Loxam further says: The miniature board games like Dark Souls will especially attract players.
Having physical models that accurately represent the characters they know and love helps to immerse people into the world. Add in the social aspect of getting together and playing, and it's a pretty appealing mix. Board game cafes are becoming more and more popular because of this -— people want to interact with each other more than just sat around drinking, watching a film, and so on.”
The social aspect is not the only reason why licensed board games have been so huge these past few years. Hogg believes the line between video gamers and board gamers is becoming increasingly blurred.
I think because of apps, video games crossovers and new tech in board games, people are generally becoming less and less segmented in their gaming,” he says.
Now people are just ‘gamers', which is not exclusive to board games or video games. If the product is good and the theme appeals to them, they'll play it. We see this general interest at video games shows, where we will demo the latest board games offering, often having no relevance to video game properties. But it doesn't matter, people are simply after a fun experience.”

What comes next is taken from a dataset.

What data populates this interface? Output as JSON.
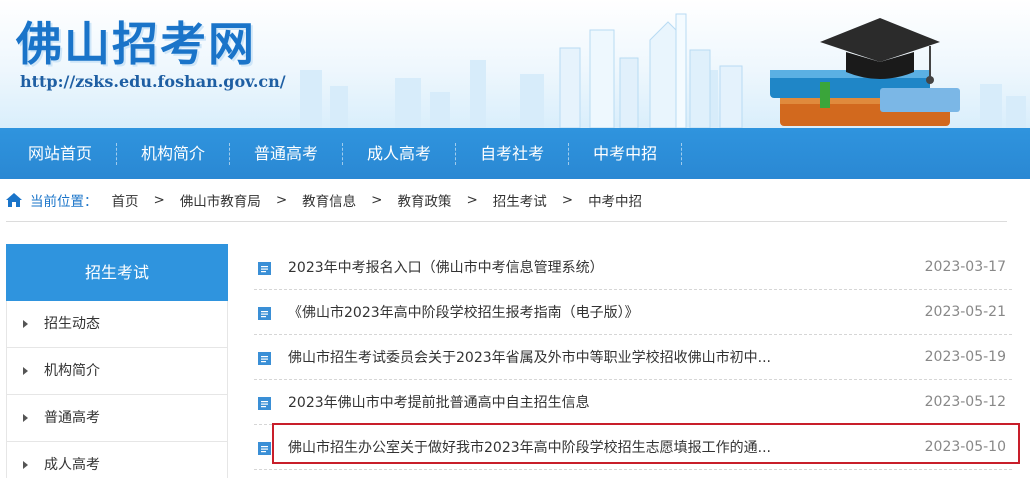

Loxam also believes video games and board games appeal to the same audience.
On our Kickstarter we saw a large number of new backers we hadn't seen before [the firm also used Kickstarter on previous product Guild Ball], indicating that there was a potential big swing of video game players backing the project. There are a lot of similar traits to board gamers and video gamers — competitive natures, collecting habits, completionists, dedication to goals... all lead to both products appealing to the same people.”
Players also want to experience different worlds in as many formats as possible – if they love a video game, they'll be eager to learn more about its universe through a board game, which will allow them to see its subtleties from another perspective. That's exactly why Steamforged wanted to design a Dark Souls board game.
There are so many different varieties and variations of location that Dark Souls begged to be presented as a board game,” Loxam enthuses. The Dark Souls board game will be a complement to the vide